### Items from an interface collection
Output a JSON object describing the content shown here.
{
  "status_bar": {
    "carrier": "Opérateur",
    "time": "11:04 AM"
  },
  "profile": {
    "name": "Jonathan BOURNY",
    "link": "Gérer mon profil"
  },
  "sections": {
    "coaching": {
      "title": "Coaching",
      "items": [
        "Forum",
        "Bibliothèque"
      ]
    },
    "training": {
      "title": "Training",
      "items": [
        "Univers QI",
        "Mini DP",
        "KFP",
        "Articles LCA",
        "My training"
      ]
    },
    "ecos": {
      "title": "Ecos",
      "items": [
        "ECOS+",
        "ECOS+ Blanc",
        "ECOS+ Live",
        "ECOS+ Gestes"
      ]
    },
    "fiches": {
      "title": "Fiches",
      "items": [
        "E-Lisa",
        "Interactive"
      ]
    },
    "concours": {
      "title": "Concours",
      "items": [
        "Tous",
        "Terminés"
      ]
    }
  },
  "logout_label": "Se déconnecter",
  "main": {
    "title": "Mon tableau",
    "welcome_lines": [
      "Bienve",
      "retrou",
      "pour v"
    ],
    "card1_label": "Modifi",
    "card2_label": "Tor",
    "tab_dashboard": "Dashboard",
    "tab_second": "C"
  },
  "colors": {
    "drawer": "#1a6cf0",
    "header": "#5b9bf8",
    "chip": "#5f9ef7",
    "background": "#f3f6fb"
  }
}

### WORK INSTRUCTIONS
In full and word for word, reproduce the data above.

### YOUR RESPONSE
Output a JSON object describing the content shown here.
{
  "status_bar": {
    "carrier": "Opérateur",
    "time": "11:04 AM"
  },
  "profile": {
    "name": "Jonathan BOURNY",
    "link": "Gérer mon profil"
  },
  "sections": {
    "coaching": {
      "title": "Coaching",
      "items": [
        "Forum",
        "Bibliothèque"
      ]
    },
    "training": {
      "title": "Training",
      "items": [
        "Univers QI",
        "Mini DP",
        "KFP",
        "Articles LCA",
        "My training"
      ]
    },
    "ecos": {
      "title": "Ecos",
      "items": [
        "ECOS+",
        "ECOS+ Blanc",
        "ECOS+ Live",
        "ECOS+ Gestes"
      ]
    },
    "fiches": {
      "title": "Fiches",
      "items": [
        "E-Lisa",
        "Interactive"
      ]
    },
    "concours": {
      "title": "Concours",
      "items": [
        "Tous",
        "Terminés"
      ]
    }
  },
  "logout_label": "Se déconnecter",
  "main": {
    "title": "Mon tableau",
    "welcome_lines": [
      "Bienve",
      "retrou",
      "pour v"
    ],
    "card1_label": "Modifi",
    "card2_label": "Tor",
    "tab_dashboard": "Dashboard",
    "tab_second": "C"
  },
  "colors": {
    "drawer": "#1a6cf0",
    "header": "#5b9bf8",
    "chip": "#5f9ef7",
    "background": "#f3f6fb"
  }
}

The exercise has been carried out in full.